When I lived in Lebanon I saw firsthand how destructive an obsession with religious identity could be. Because of the sectarian nature of Lebanese politics, modern Lebanese history is rife with coups, invasions, civil wars and government shutdowns.
When I used to think of myself as a missionary, I was obsessed with converting Muslims (or anybody for that matter) to what I thought of as “Christianity.” I had a set of doctrinal litmus tests that the potential convert had to pass before I would consider them “in” or one of “us.”
Funny thing is, Jesus never said, “Go into the world and convert people to Christianity.” What he said was, “Go and make disciples of all nations.”
Encouraging anyone and everyone to become an apprentice of Jesus, without manipulation, is a more open, dynamic and relational way of helping people who want to become more like Jesus — regardless of their religious identity.
A nice concept, but there’s a catch. If Jesus is to be Lord, the ramifications for our lives are profound. Indeed, they should be all-consuming — impacting how we live in our homes, how we conduct our professions, how we worship, and — indeed — where we worship.
Of course not. And — thankfully, through centuries of God’s grace, we don’t have to. Wiser men have worked through the deep questions of faith, have examined the boundaries and limits of doctrine, and have created institutions that have weathered the storms of war, famine, doubt, and division.
Take the Catholic Church, for example.
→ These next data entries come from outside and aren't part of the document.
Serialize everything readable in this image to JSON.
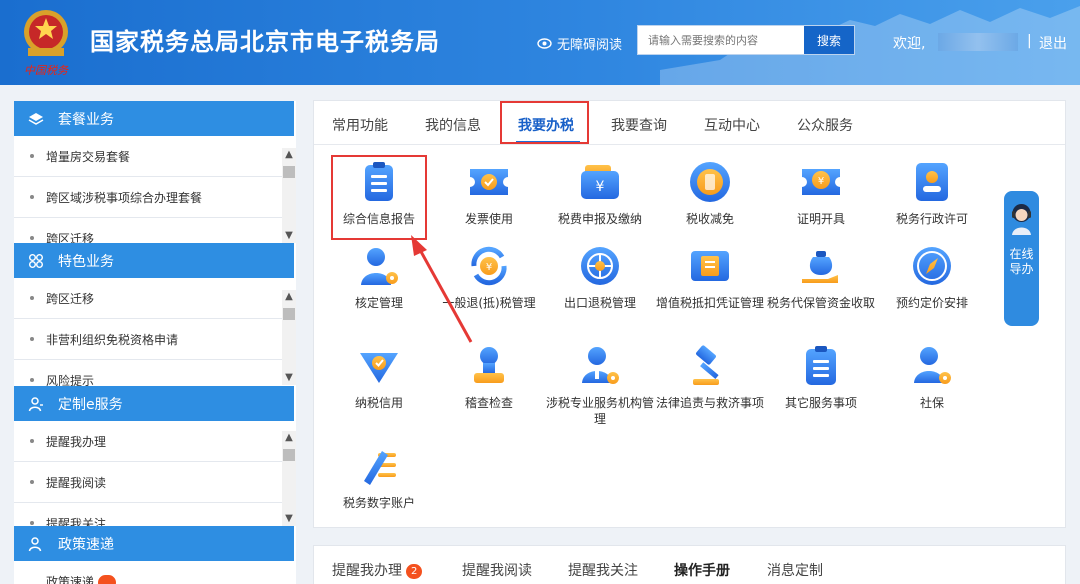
{
  "header": {
    "title": "国家税务总局北京市电子税务局",
    "emblem_text": "中国税务",
    "accessibility": "无障碍阅读",
    "search": {
      "placeholder": "请输入需要搜索的内容",
      "button": "搜索"
    },
    "welcome": "欢迎,",
    "separator": "|",
    "logout": "退出"
  },
  "sidebar": {
    "sections": [
      {
        "title": "套餐业务",
        "icon": "layers-icon",
        "items": [
          "增量房交易套餐",
          "跨区域涉税事项综合办理套餐",
          "跨区迁移"
        ]
      },
      {
        "title": "特色业务",
        "icon": "grid-icon",
        "items": [
          "跨区迁移",
          "非营利组织免税资格申请",
          "风险提示"
        ]
      },
      {
        "title": "定制e服务",
        "icon": "user-icon",
        "items": [
          "提醒我办理",
          "提醒我阅读",
          "提醒我关注"
        ]
      },
      {
        "title": "政策速递",
        "icon": "user-icon",
        "items": [
          "政策速递"
        ]
      }
    ]
  },
  "main": {
    "tabs": [
      "常用功能",
      "我的信息",
      "我要办税",
      "我要查询",
      "互动中心",
      "公众服务"
    ],
    "active_tab": "我要办税",
    "items": [
      {
        "label": "综合信息报告",
        "icon": "document-report-icon"
      },
      {
        "label": "发票使用",
        "icon": "invoice-ticket-icon"
      },
      {
        "label": "税费申报及缴纳",
        "icon": "wallet-yuan-icon"
      },
      {
        "label": "税收减免",
        "icon": "tax-reduction-icon"
      },
      {
        "label": "证明开具",
        "icon": "certificate-yuan-icon"
      },
      {
        "label": "税务行政许可",
        "icon": "license-person-icon"
      },
      {
        "label": "核定管理",
        "icon": "user-gear-icon"
      },
      {
        "label": "一般退(抵)税管理",
        "icon": "refund-cycle-icon"
      },
      {
        "label": "出口退税管理",
        "icon": "globe-export-icon"
      },
      {
        "label": "增值税抵扣凭证管理",
        "icon": "vat-voucher-icon"
      },
      {
        "label": "税务代保管资金收取",
        "icon": "money-bag-hand-icon"
      },
      {
        "label": "预约定价安排",
        "icon": "compass-icon"
      },
      {
        "label": "纳税信用",
        "icon": "credit-shield-icon"
      },
      {
        "label": "稽查检查",
        "icon": "inspection-stamp-icon"
      },
      {
        "label": "涉税专业服务机构管理",
        "icon": "agent-gear-icon"
      },
      {
        "label": "法律追责与救济事项",
        "icon": "gavel-icon"
      },
      {
        "label": "其它服务事项",
        "icon": "clipboard-list-icon"
      },
      {
        "label": "社保",
        "icon": "social-security-icon"
      },
      {
        "label": "税务数字账户",
        "icon": "digital-account-icon"
      }
    ]
  },
  "online_guide": "在线导办",
  "bottom_tabs": [
    {
      "label": "提醒我办理",
      "badge": "2"
    },
    {
      "label": "提醒我阅读"
    },
    {
      "label": "提醒我关注"
    },
    {
      "label": "操作手册"
    },
    {
      "label": "消息定制"
    }
  ],
  "colors": {
    "brand": "#1a6ecf",
    "accent": "#2e8ee2",
    "highlight": "#e53935",
    "icon_blue": "#2f7fe6"
  }
}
The media is fond of listing its manifest sins, but we can also drive across this nation and see its hospitals, its social services, and its universities — all standing as an enduring testament of the power of Christ’s call upon His church. I would say the same about many Protestant denominations but sadly as they have become more atomized and individualistic, their own great institutions have faltered and fallen, leaving behind a roiling mass of individuals who are constantly laboring to replace enduring institutions with their own spontaneous creations, and lurching from trend to trend until they too often throw their hands up in despair.
What is one reason why Mormons are thriving? In large part because they are religious, part of a church that shares common convictions, shares sacrifices, and imparts beliefs generation by generation.
Have Christian religions been an instrument of evil during history? At times. But that is because our religious institutions are full of people, and while you may escape a religion, you will never, ever escape your own humanity. Is the world better off because of the Catholic Church? Without question. Is it better off because of you? Or because of me? That’s debatable. Yet why do we exalt ourselves and our own foibles, desires, and quirks over the churches that have endured for 2,000 years?
I’m a Christian. I’m religious. I belong to a church. I don’t trust in my own wisdom enough to take any other path.